For me, India encapsulates this mantra, as it presents the impossible with the frank challenge of existence: You see me as I am, so I must be possible.
This magical duality — of fairytale beauty contrasting physical world impossibility — is often breathtaking in the photography of GMB Akash of Bangladesh. Above, fires rise with the paradox of flames growing out of what they devour, as a saddhu skirts the foregrounds of funeral pyres along the ghats at Varanasi.
Below, our real-world brain acknowledges the third-world strife of precariously hung electrical wires, of the stairwell’s switchback between the crowded box of shared living space — yet the glow of color in the dark of night, captured by Akash’s lens become the loveliest of colored lanterns.
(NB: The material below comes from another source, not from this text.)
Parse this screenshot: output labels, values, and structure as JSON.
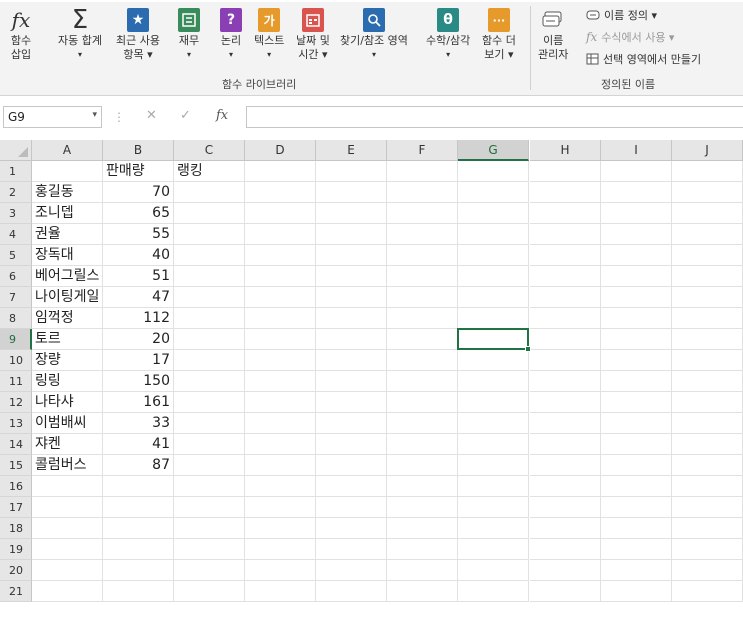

As with fairytales, Akash’s photography serves as more than entertainment. Many of his most beautifully artistic, even idyllic shots, as the one below, were intended as cautionary tale. Beginning in 2006, Akash began photographing riders on the railways of Bangladesh to bring attention to the risks endured by stowaways, collected in his portfolio, “Nothing to Hold On To.”
Below, one has the sense of a child adventuring in a fantastical world — perhaps Frodo in Lord of the Rings — yet it is the industry of a child foraging amid the rising gulls and mists of the dump.
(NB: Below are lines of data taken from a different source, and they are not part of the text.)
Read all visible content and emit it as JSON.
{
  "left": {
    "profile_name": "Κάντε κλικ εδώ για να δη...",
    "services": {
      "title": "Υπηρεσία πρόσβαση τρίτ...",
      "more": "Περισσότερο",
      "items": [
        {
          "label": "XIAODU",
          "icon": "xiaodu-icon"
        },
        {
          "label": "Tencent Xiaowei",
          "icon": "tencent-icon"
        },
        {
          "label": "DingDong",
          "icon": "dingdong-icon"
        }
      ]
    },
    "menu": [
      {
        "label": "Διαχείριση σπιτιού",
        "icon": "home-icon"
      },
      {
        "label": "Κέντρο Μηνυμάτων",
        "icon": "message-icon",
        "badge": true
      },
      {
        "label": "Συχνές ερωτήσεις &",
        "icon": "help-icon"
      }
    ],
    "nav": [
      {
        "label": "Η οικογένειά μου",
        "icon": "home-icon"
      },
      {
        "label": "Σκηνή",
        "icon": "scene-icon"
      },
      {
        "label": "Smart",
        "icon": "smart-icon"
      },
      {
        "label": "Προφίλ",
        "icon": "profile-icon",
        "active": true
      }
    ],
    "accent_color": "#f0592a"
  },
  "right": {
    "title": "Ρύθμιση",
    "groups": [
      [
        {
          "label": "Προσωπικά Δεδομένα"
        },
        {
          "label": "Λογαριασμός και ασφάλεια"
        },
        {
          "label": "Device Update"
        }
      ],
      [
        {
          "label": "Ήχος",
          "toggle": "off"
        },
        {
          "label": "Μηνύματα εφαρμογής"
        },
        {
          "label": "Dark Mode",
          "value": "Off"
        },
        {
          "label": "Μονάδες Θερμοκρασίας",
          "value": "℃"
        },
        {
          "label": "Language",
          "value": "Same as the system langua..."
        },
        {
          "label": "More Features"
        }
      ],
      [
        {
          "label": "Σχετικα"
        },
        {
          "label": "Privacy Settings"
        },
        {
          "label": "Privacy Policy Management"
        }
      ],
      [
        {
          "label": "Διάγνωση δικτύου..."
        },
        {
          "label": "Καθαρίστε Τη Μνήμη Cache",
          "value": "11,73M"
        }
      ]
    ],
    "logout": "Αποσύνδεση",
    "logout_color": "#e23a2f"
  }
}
Other striking portfolios bring attention to “Vigilantes in Pink” — women of central India who have taken to wearing shocking pink saris in stubborn refusal to live in fear of corruption, violence and other abuses against women.
Better than any workshop lecture could, certain photographs, certain places in our world teach me what it means to suspend one’s disbelief. There is magic in the realism of these images, and I applaud GMB Akash’s talents.
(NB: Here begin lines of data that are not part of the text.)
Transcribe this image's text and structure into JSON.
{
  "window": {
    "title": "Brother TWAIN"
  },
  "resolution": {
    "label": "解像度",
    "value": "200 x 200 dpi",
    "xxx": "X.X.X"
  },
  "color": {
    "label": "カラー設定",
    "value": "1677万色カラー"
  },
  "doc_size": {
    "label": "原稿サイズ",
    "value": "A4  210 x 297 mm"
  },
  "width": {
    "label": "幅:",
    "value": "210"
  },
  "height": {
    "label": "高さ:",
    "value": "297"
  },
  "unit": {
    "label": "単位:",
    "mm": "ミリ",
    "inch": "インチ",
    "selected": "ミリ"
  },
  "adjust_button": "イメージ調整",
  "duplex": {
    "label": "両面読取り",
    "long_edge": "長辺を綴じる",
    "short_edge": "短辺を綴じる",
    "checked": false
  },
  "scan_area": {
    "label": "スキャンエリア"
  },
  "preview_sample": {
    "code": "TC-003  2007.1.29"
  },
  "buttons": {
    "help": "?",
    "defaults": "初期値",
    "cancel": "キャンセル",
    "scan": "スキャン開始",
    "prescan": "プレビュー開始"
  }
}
Click through for more stunning photography on his site, or read his most recent blog, “God Strangled me with his own hands” for example of another photo-dialogue he has raised for challenged communities.